To counter alienation on the level of political economic theory, we need to look at various forms of labour today, the factory worker is still present, but many other forms of labour blur the clear lines set out by Marx. Today there are many socially indispensible jobs that could be considered alienating, think of public transport or sewage operators, while this type of worker understands the social utility of their job, few would consider full-time toil as bus driver to be their ideal of a life’s goal which expresses their creative nature. Or a further example is work on complex systems, such as indispensible engineering or information systems design, implementation and maintenance. This kind of work relies on the coordinated work of many different specialised workers, who yes could be considered alienated from the objects of their labour simply because those objects are immaterial knowledge artefacts or because these are incomplete objects of a much larger whole. A future-oriented proposal would propose increasing automation with the goal of eliminating repetitive work altogether, and a universal basic income as the right of humanity. The case of automation, this involves yet more abstract, alienating work.
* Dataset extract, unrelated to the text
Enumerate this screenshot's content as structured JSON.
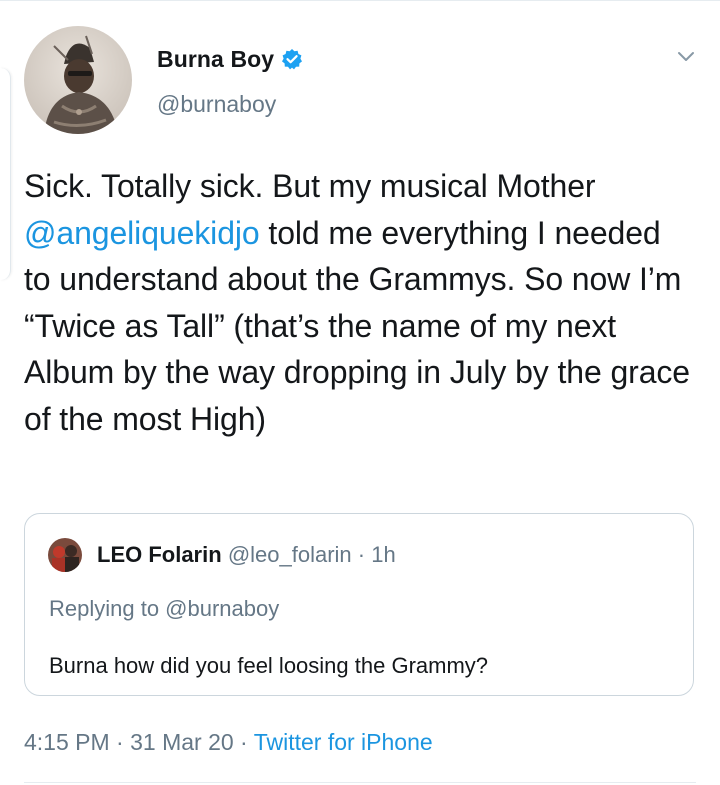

Wally Pfister’s Transcendence appears on the surface to be a conventional tale warning of the dangers of Frankenstein science, but it is actually much more ambivalent than a cursory look at the plot would suggest. The representation of the scientific ‘abomination’ and the ‘good’ humans who destroy it seem almost deliberately unconvincing. The contortions and twists of disavowal the viewer is dragged through in order to cheer the side of the human status quo have precisely the effect of leaving behind a strong case for the vanquished singularity, and the ending note of the film is one of overarching melancholy for a lost possibility, masked as a tragic love story, rather than one of victory. In Avatar, the mourning is for an atavistic organic unity, in Transcendence this mourning is for a missed future